PROPOSED REFORMS to legal aid came under fire from all sides of the Commons in a Westminister Hall debate yesterday.
According to Citizens Advice, the changes will deny thousands of vulnerable people access to help. Its main complaint is a new system of paying advice agencies a fixed amount for each case they handle. That could mean solicitors cherry-picking the easiest cases and leaving agencies to pick up the more complex ones, such as housing possession cases.
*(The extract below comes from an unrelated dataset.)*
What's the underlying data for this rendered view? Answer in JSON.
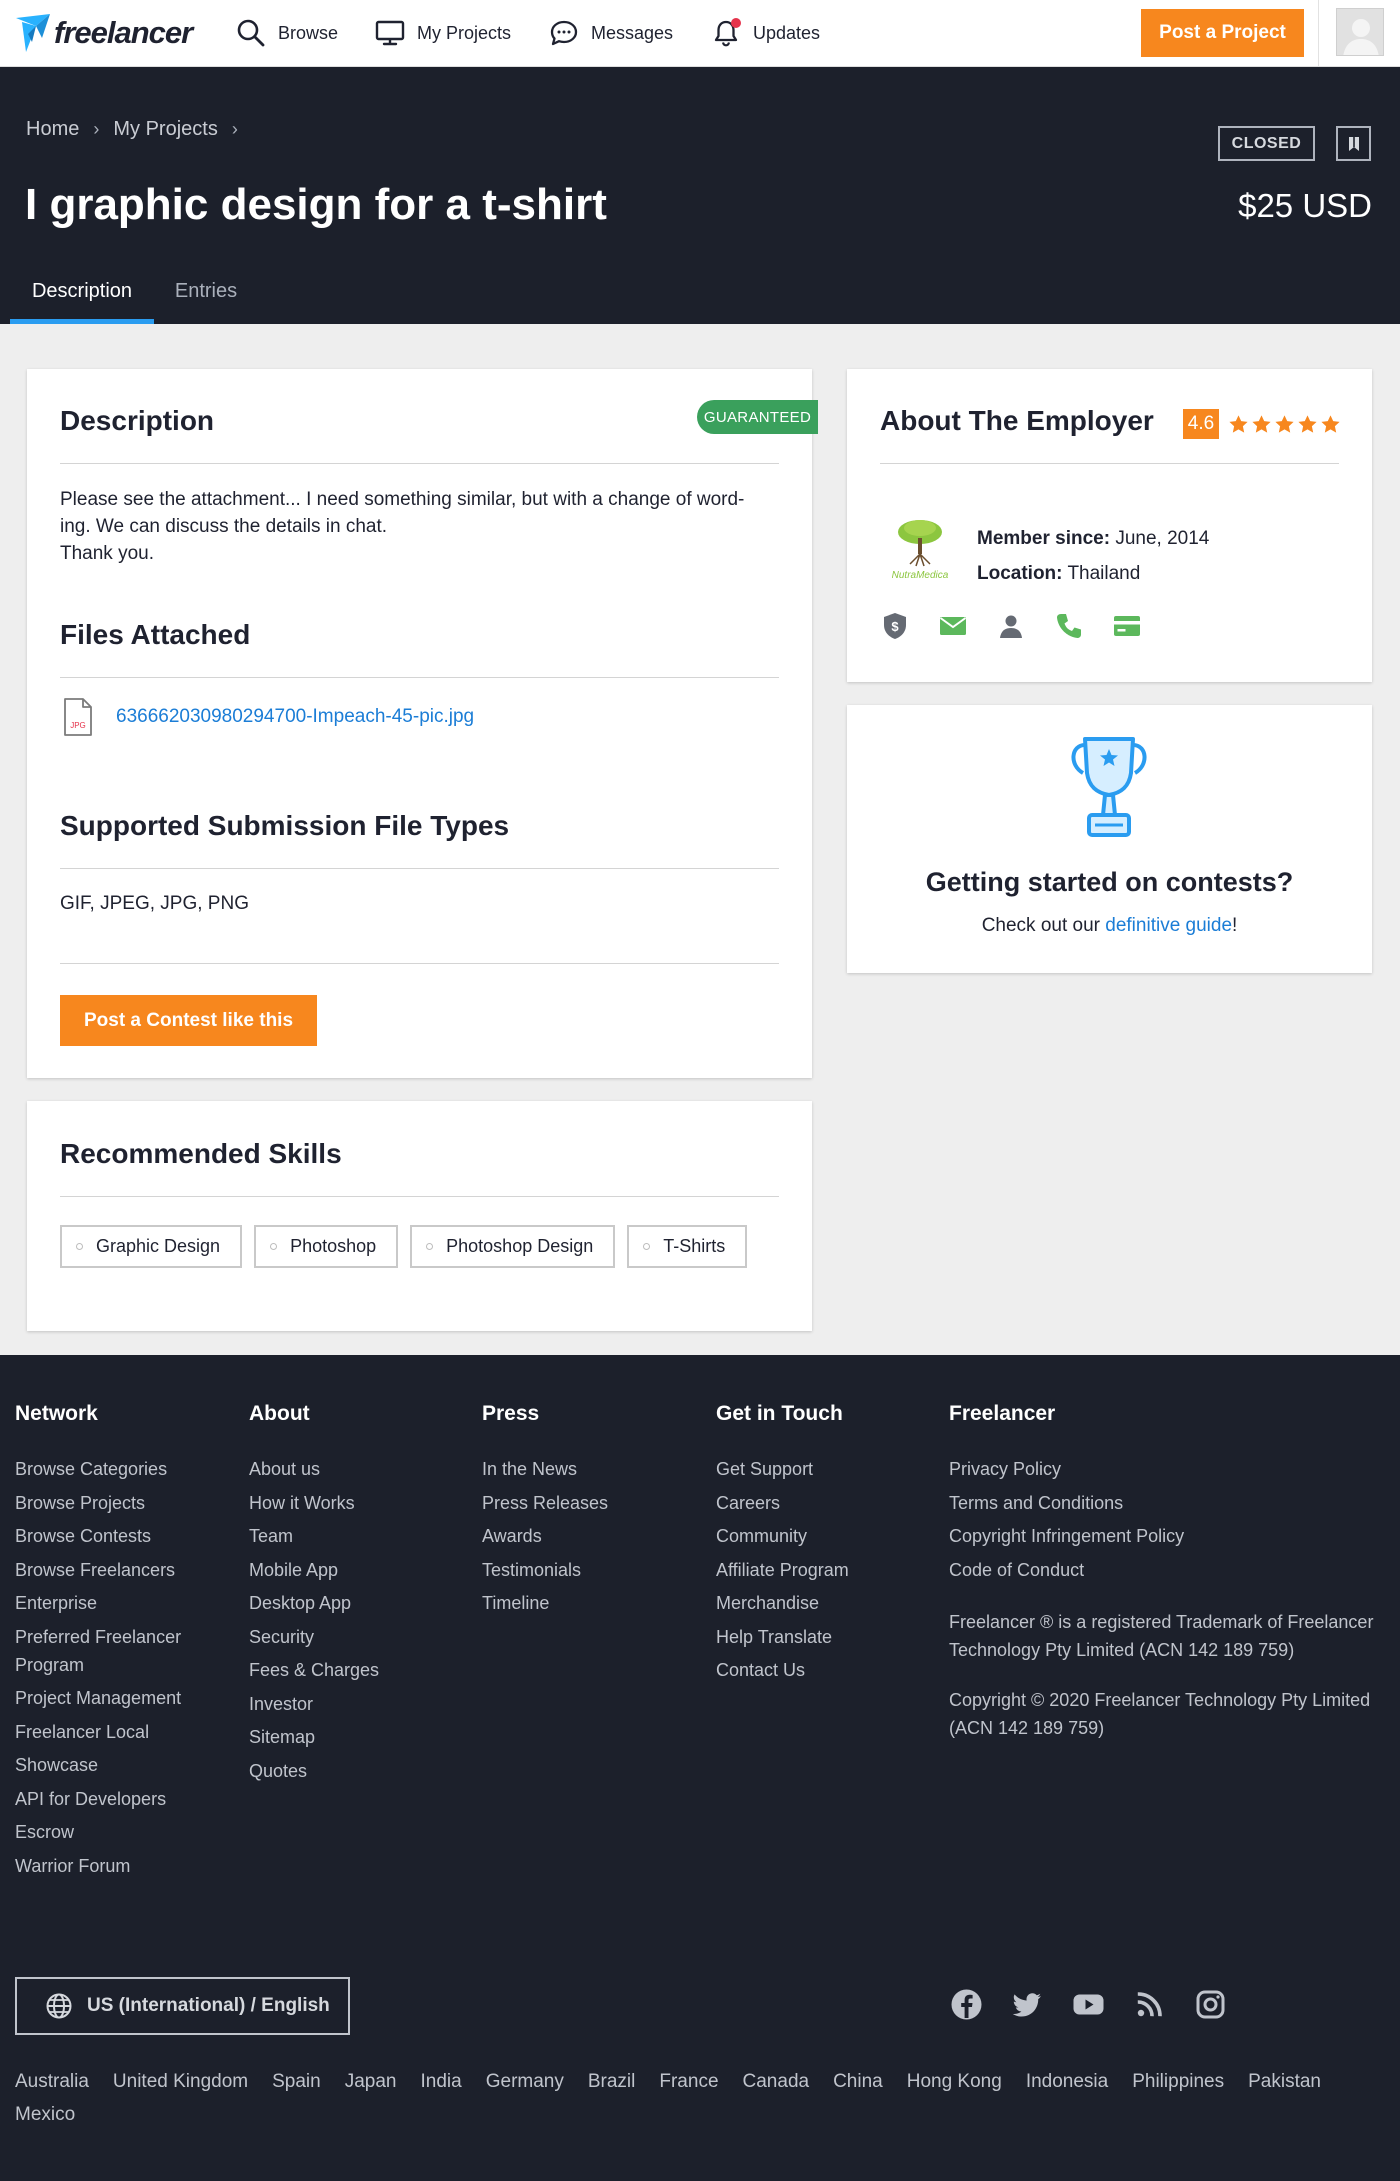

During the debate Dominic Grieve (Con) attacked the Department for Constitutional Affairs as being ‘one of the very big losers’ in the spending round while Sally Keeble (Lab) raised housing as a particular area for concern and several Labour backbenchers and Simon Hughes (Lib Dem) raised the issue of high costs in London.
The central issue was raised by Karen Buck (Lab):
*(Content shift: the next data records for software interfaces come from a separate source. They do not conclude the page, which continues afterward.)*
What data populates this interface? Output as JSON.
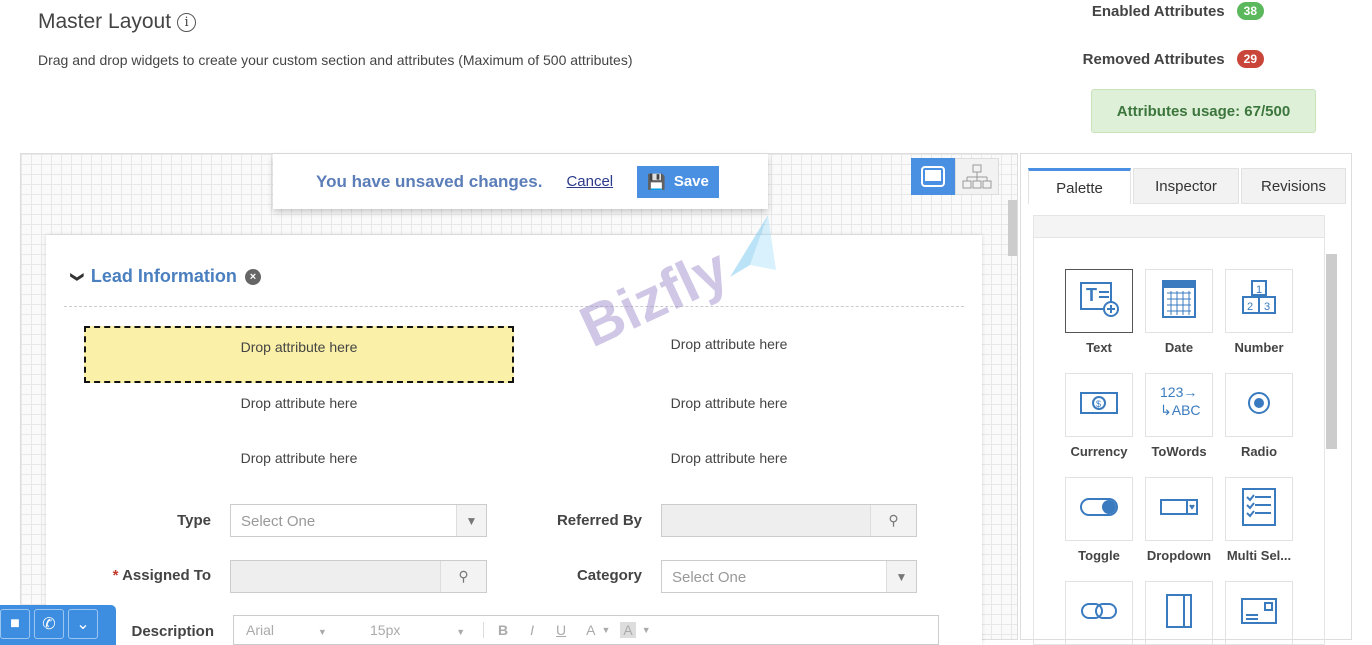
{
  "header": {
    "title": "Master Layout",
    "info_icon": "i",
    "subtitle": "Drag and drop widgets to create your custom section and attributes (Maximum of 500 attributes)"
  },
  "stats": {
    "enabled_label": "Enabled Attributes",
    "enabled_count": "38",
    "enabled_color": "#5cb85c",
    "removed_label": "Removed Attributes",
    "removed_count": "29",
    "removed_color": "#c9453a",
    "usage": "Attributes usage: 67/500"
  },
  "unsaved": {
    "message": "You have unsaved changes.",
    "cancel": "Cancel",
    "save": "Save"
  },
  "section": {
    "title": "Lead Information",
    "close": "×"
  },
  "drop_label": "Drop attribute here",
  "fields": {
    "type": {
      "label": "Type",
      "placeholder": "Select One"
    },
    "referred_by": {
      "label": "Referred By",
      "value": ""
    },
    "assigned_to": {
      "label": "Assigned To",
      "required": "*",
      "value": ""
    },
    "category": {
      "label": "Category",
      "placeholder": "Select One"
    },
    "description": {
      "label": "Description",
      "font": "Arial",
      "size": "15px",
      "bold": "B",
      "italic": "I",
      "underline": "U",
      "color": "A",
      "bg": "A"
    }
  },
  "panel": {
    "tabs": [
      "Palette",
      "Inspector",
      "Revisions"
    ],
    "active_tab": "Palette",
    "widgets": [
      "Text",
      "Date",
      "Number",
      "Currency",
      "ToWords",
      "Radio",
      "Toggle",
      "Dropdown",
      "Multi Sel..."
    ]
  },
  "watermark": "Bizfly",
  "accent": "#4a90e2"
}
‘Our core point—certainly for those on the Labour Benches—is that the 40 per cent. of cases that do not generate more income will be disproportionately concentrated in areas where providers deal with the most vulnerable people and the most complex cases. Sadly, we have not yet heard any convincing evidence to lead us to believe otherwise.’